ASSIGNMENT:
Please set down every line of the records below exactly, without the pictures.

[[ INPUT DATA open ]]

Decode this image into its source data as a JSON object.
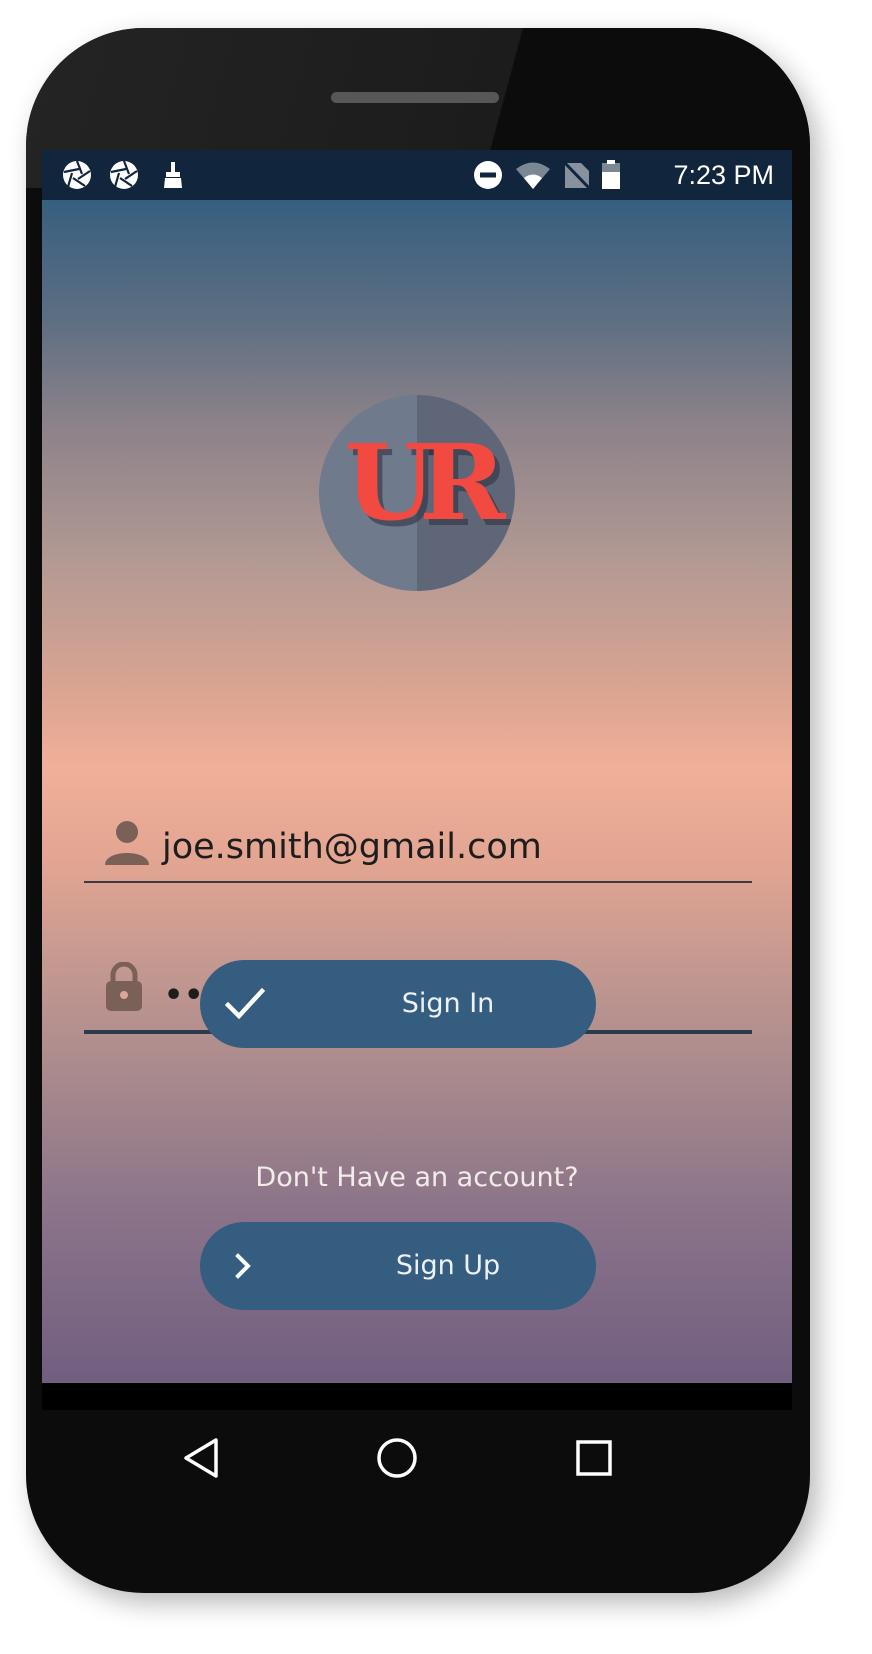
{
  "status_bar": {
    "left_icons": [
      "aperture-icon",
      "aperture-icon",
      "cleaner-brush-icon"
    ],
    "right_icons": [
      "do-not-disturb-icon",
      "wifi-icon",
      "no-sim-icon",
      "battery-icon"
    ],
    "time": "7:23 PM"
  },
  "logo": {
    "text": "UR",
    "accent_color": "#f24a41"
  },
  "login": {
    "email_value": "joe.smith@gmail.com",
    "email_icon": "person-icon",
    "password_value": "••••••",
    "password_icon": "lock-icon"
  },
  "buttons": {
    "sign_in_label": "Sign In",
    "sign_in_icon": "check-icon",
    "prompt": "Don't Have an account?",
    "sign_up_label": "Sign Up",
    "sign_up_icon": "chevron-right-icon"
  },
  "nav": {
    "items": [
      "back-icon",
      "home-icon",
      "recents-icon"
    ]
  },
  "colors": {
    "button": "#355d80",
    "status_bar": "#11253d",
    "gradient_top": "#365f80",
    "gradient_mid": "#f0b098",
    "gradient_bottom": "#715e80"
  }
}
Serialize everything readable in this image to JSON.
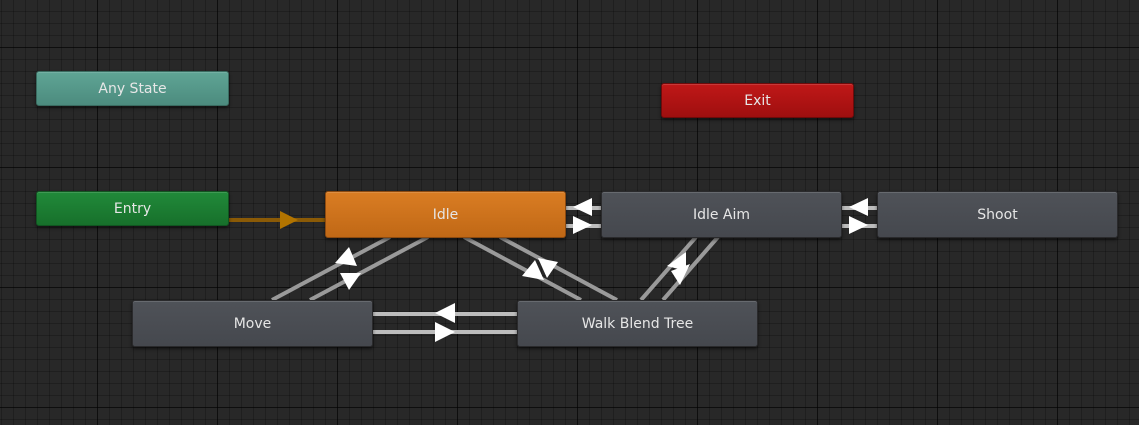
{
  "nodes": {
    "any_state": "Any State",
    "entry": "Entry",
    "exit": "Exit",
    "idle": "Idle",
    "idle_aim": "Idle Aim",
    "shoot": "Shoot",
    "move": "Move",
    "walk_blend_tree": "Walk Blend Tree"
  },
  "colors": {
    "any_state": "#56998a",
    "entry": "#1c7d33",
    "exit": "#b01414",
    "default_state": "#cd721c",
    "state": "#4a4d53",
    "transition": "#c8c8c8",
    "entry_transition": "#8a5a06"
  }
}
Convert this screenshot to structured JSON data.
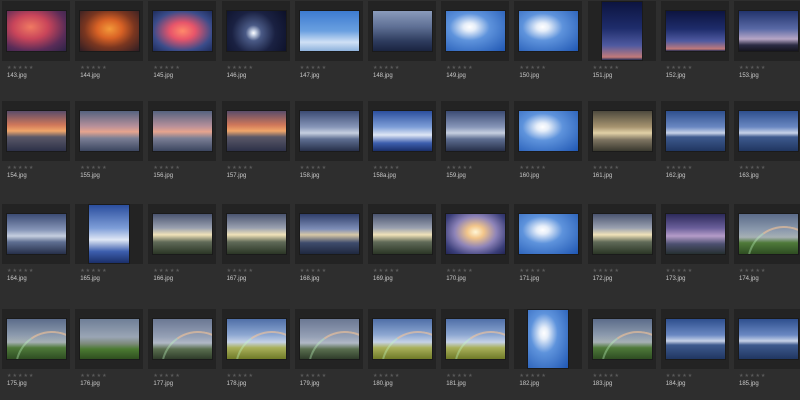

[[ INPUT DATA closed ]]

ANSWER TO THIS EXERCISE:
Decode this image into its source data as a JSON object.
{
  "status_bar": {
    "left_icons": [
      "aperture-icon",
      "aperture-icon",
      "cleaner-brush-icon"
    ],
    "right_icons": [
      "do-not-disturb-icon",
      "wifi-icon",
      "no-sim-icon",
      "battery-icon"
    ],
    "time": "7:23 PM"
  },
  "logo": {
    "text": "UR",
    "accent_color": "#f24a41"
  },
  "login": {
    "email_value": "joe.smith@gmail.com",
    "email_icon": "person-icon",
    "password_value": "••••••",
    "password_icon": "lock-icon"
  },
  "buttons": {
    "sign_in_label": "Sign In",
    "sign_in_icon": "check-icon",
    "prompt": "Don't Have an account?",
    "sign_up_label": "Sign Up",
    "sign_up_icon": "chevron-right-icon"
  },
  "nav": {
    "items": [
      "back-icon",
      "home-icon",
      "recents-icon"
    ]
  },
  "colors": {
    "button": "#355d80",
    "status_bar": "#11253d",
    "gradient_top": "#365f80",
    "gradient_mid": "#f0b098",
    "gradient_bottom": "#715e80"
  }
}
Serialize everything readable in this image to JSON.
{
  "nodes": {
    "any_state": "Any State",
    "entry": "Entry",
    "exit": "Exit",
    "idle": "Idle",
    "idle_aim": "Idle Aim",
    "shoot": "Shoot",
    "move": "Move",
    "walk_blend_tree": "Walk Blend Tree"
  },
  "colors": {
    "any_state": "#56998a",
    "entry": "#1c7d33",
    "exit": "#b01414",
    "default_state": "#cd721c",
    "state": "#4a4d53",
    "transition": "#c8c8c8",
    "entry_transition": "#8a5a06"
  }
}
Convert this screenshot to structured JSON data.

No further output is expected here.